A few years back, as a graduate student, Takatsugu Kuriyama made a 3D model of Tokyo’s tangled subway system. In his map, the brightly colored tubes swoop up and down, running over and around each other like the tracks of one of the nuttiest roller coasters ever:
Or here, watch it up close:
If you plan on riding these trains, you needn’t bring a barf bag, though. Although they’re based in reality, those peaks and valleys don’t exactly represent what it feels like to ride on the Tokyo subway. Spoon & Tamago, which covers Japanese design and culture, writes:

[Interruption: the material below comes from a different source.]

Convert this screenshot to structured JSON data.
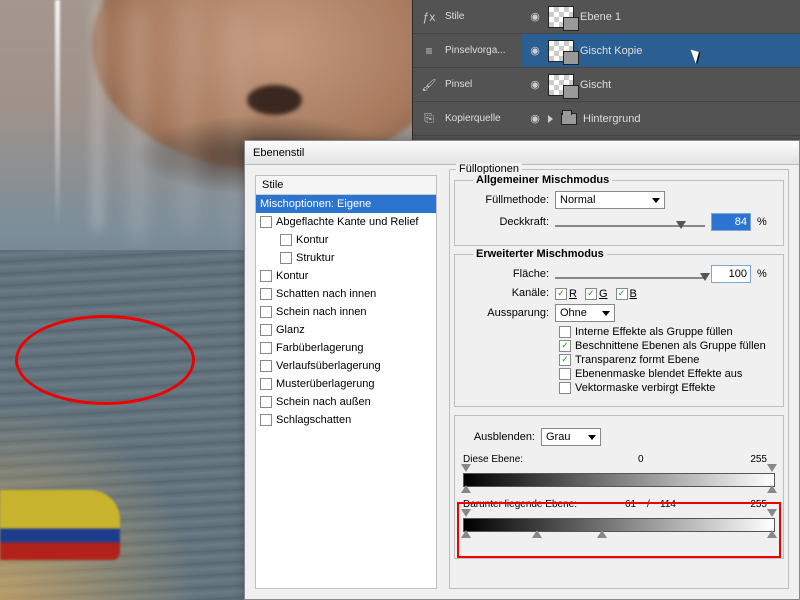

There’s been some understandable questions raised about the map’s accuracy given the volatile dips and turns. @tokyoreporter pointed me to this graphical map that was done in 2003, illustrating the depths of some of the metro lines. As you can see, the two maps share many of the roller-coaster-qualities. I think what’s happening is that the magnitude of the dips and twirls are being exacerbated when they’re compressed onto a small plane.
The tool used to measure subway depths — stairs from ground to platform — isn’t exactly the most scientific, either. Kuriyama’s model is less of a map than a clever and bright representation of how frickin’ complicated it is to move masses of people from one place to another in a single city, day in and day out.
Get Grist in your inbox